The case of Cricket Australia and women's cricket is but the latest to illustrate this point.
This summer season, the organisation has been running its first Twenty20 competition for women – what it calls the Women's Big Bash League (there is a similarly named competition for men which is in its fifth iteration). Eight clubs, same as in the men's competition, play each other in a round-robin format and then the top four go into a knockout round to play semi-finals and then a final. The first semi-final was on Thursday and the second is today (Friday).
The public response has been much greater than anticipated. Yet at the time Cricket Australia is loudly proclaiming that it is promoting the women's game, it is also quietly putting hurdles in the way of coverage.
Images from the women's games are fed through to news media via the Getty images service. And all images from the women's games come with a watermark on them, ensuring that they cannot be used as such.

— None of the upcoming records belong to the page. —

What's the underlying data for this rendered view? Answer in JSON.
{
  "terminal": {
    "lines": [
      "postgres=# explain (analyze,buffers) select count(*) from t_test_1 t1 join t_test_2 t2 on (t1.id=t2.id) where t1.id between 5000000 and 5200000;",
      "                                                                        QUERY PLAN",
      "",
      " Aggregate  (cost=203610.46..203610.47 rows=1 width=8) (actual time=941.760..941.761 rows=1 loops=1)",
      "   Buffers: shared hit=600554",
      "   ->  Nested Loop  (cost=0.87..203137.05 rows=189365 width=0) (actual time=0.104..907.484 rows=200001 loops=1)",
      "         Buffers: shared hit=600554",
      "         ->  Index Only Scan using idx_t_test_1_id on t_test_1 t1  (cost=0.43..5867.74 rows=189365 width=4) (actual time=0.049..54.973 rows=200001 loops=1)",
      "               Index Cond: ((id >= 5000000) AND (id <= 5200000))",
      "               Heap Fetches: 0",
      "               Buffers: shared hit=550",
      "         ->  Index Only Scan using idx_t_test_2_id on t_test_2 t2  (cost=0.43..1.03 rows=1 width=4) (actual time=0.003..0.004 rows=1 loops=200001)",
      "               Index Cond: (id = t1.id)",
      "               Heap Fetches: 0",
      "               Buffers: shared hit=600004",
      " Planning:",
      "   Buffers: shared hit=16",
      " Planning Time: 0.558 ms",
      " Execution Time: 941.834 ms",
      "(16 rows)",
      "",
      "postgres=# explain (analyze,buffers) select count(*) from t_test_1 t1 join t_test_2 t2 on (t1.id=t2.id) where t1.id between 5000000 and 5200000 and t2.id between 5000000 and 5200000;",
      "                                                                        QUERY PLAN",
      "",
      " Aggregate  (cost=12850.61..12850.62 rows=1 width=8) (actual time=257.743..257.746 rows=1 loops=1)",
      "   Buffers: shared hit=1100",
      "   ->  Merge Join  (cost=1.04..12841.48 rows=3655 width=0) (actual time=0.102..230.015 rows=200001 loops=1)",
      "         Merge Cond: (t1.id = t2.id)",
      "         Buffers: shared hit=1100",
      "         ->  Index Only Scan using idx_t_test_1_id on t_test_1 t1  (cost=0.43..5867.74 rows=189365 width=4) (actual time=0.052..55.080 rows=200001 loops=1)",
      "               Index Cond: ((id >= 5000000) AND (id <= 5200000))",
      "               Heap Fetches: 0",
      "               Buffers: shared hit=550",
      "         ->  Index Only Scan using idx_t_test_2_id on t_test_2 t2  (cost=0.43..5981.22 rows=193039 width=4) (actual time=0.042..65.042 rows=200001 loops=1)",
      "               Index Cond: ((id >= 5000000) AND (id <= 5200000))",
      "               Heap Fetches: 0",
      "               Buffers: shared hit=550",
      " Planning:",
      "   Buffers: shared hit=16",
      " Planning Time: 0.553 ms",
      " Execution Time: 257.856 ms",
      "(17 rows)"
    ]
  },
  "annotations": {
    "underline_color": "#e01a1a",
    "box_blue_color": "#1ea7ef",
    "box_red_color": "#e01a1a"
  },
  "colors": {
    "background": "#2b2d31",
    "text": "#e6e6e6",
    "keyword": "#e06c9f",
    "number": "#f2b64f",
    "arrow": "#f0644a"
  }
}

These images are available through the regular Getty service to which many newspapers and online media subscribe.
Those with advanced photo-editing skills can remove the watermarks – but they would be anyway charged for use of the picture.
This is happening at a time when both old media and new are struggling to make ends meet as the digital era begins to replace the old hard-copy age.
Is Cricket Australia, then, short of a buck or two? The short answer is no. Indeed, this summer season, the response to the women's and men's competitions — the latter much more — has been staggering. For one men's match, the organisation was prepared for a crowd of 50,000 and then found itself overwhelmed when more than 80,000 turned up.
The turnstiles have been clicking without a pause. Despite the regular summer season fare — Tests — involving two rather mediocre teams in New Zealand and the West Indies, overall Cricket Australia has hit a goldmine.
The watermarks are also present on some images from the men's competition. They have been also there on a portion of the images from the games against the West Indies and New Zealand and, now, India. But in the case of the women's game, it is on all images.
Back to that $200 fee. Exactly how this amount is split between Cricket Australia and Getty is not known, but it is strangely reminiscent of what the Indian cricket board — a byword for shonky practices — did some years ago. The board — or the Board of Control for Cricket in India to give it its painfully long moniker — suddenly decided that it would impose a hefty fee on any photographers or photographic agencies who wanted to take pictures of international cricket series in India.
The fiat was issued just before the start of a series between India and England and all the photographers, rightly, refused to bow to this outrageous demand. Some of the British newspapers poked fun at the demand by using graphics of stick figures to illustrate on-field incidents. And the Indian board was pilloried left, right and centre for its stupidity.
The board continued with the practice for a few years and then dropped it. It earned continued criticism for its stance.
Surprisingly, Cricket Australia has not yet had a word of criticism in the mainstream media for imposing the extra charge for images. When it tried to charge fees back in 2007, it earned condemnation from the media.
Why are the women cricketers and their clubs not objecting? Could it be that they are unaware of this obnoxious practice?
How does the media promote women's cricket without pictures?
It is ironic that a time when people are talking about the death of Test cricket, a national cricket body behaves in such a manner. Women's cricket needs this kind of promotion like it needs a bullet straight to the brain.